A TTL flash requires communication with the camera metering system, so TTL has to be on the hot shoe, or a single TTL flash can connect with a hot shoe extension cable. Otherwise a Commander capability is the only way to trigger multiple or remote iTTL flashes for digital cameras (which of course becomes a unique feature). Nikon models SB-600, SB-700, SB-800, SB-900, SB-910 and SB-R200 can work remotely with the Commander (like in two umbrellas for example). A few third party flashes (for example Yongnuo YN565EX) can work with the Commander, but this feature is relatively rare. Lower end camera models (currently D3100, D5200) do not include a commander.
If your camera model does not provide the Commander or Auto FP flash modes, then those flash features won't help (maybe on your next camera). That feature omission could make less expensive flash options be more attractive and justifiable. Nikon camera models which include the Commander also include Auto FP and FV Lock.

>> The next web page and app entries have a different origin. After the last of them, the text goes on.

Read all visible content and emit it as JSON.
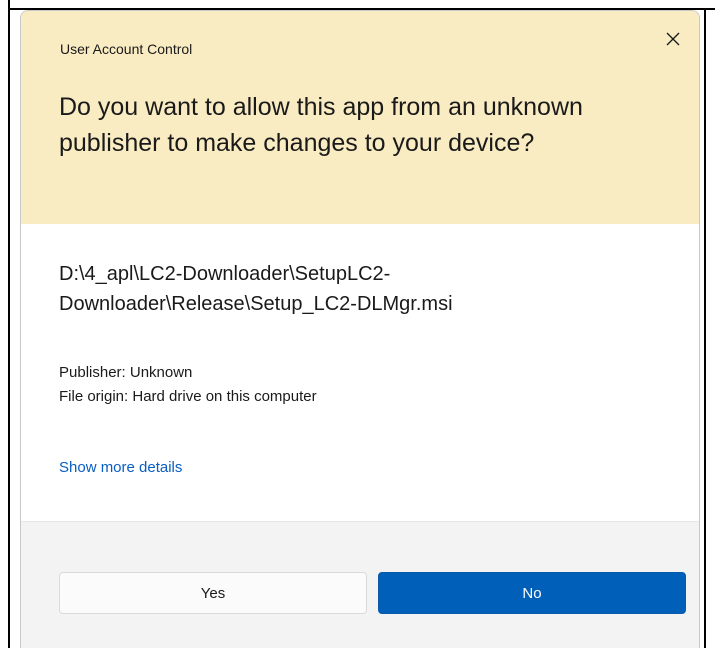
{
  "dialog": {
    "title": "User Account Control",
    "question": "Do you want to allow this app from an unknown publisher to make changes to your device?",
    "app_path": "D:\\4_apl\\LC2-Downloader\\SetupLC2-Downloader\\Release\\Setup_LC2-DLMgr.msi",
    "publisher": "Publisher: Unknown",
    "file_origin": "File origin: Hard drive on this computer",
    "more_details_link": "Show more details",
    "close_icon": "close-icon",
    "buttons": {
      "yes": "Yes",
      "no": "No"
    },
    "colors": {
      "header_bg": "#f9ebc2",
      "primary_button": "#005fb8",
      "link": "#0a5ec2",
      "footer_bg": "#f3f3f3"
    }
  }
}
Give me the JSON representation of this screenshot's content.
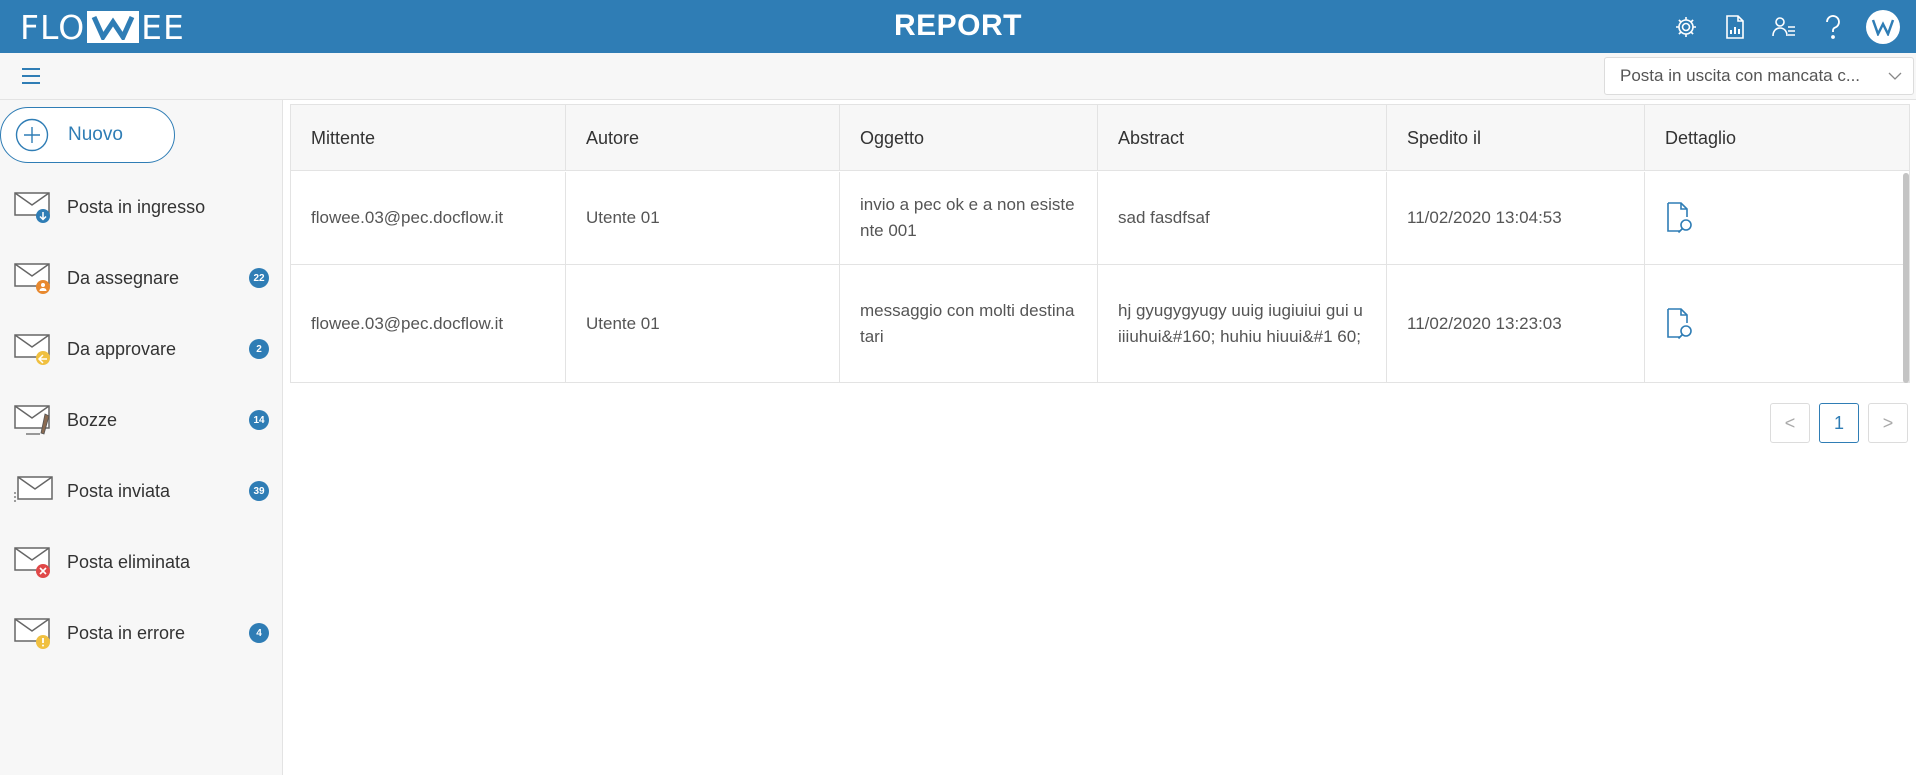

Camera models without the Commander do not.
Opinion: In fixed situations (umbrellas, etc), I mostly use manual flash (and a hand held flash meter if multiple flash units). However, it seems obvious that indoors, everyone needs a good hot shoe TTL bounce flash (for example, to keep up with quick kids, or to do the walk-around pictures at the birthday party). And sadly, many of us need a kick in the rear to start thinking about getting better flash pictures (which bounce is). It is easy enough for anyone. For a Nikon camera, I don't necessarily imply Nikon brand flash, but my thinking is that the SB-700 is an easy choice today - especially true if you have a camera model described as "higher than low end", which can use the Wireless Commander/Remote and Auto FP HSS features the SB-700 provides. Higher price cameras like D90, D300, D7000 and up have these features too, but lower price cameras like D60 and D3100 and D5200 do not (no Commander, no Auto FP mode). The SB-700 is pricey, and its features may be overkill if you only use hot shoe direct flash aimed straight ahead (however it does also offer GN Mode, really useful for direct flash). But TTL flash mode is something essential, features you can really use, all the time. It can do walk-around TTL bounce, like at parties or to follow kids playing. It can also do manual flash mode, and has a great SU-4 slave mode that works wirelessly off-camera, like in umbrellas. The SB-700 also works as a wireless remote with the Commander (and if you have a Commander, you do want to see this feature). It should do anything you need a flash to do. I use a couple of similar but discontinued SB-800, about ten years old now, and they have been absolutely wonderful. But if you will never bother to investigate and use these better features, then a lot less flash might suit you too. But flash really is pretty easy - and never learning flash would be a real shame.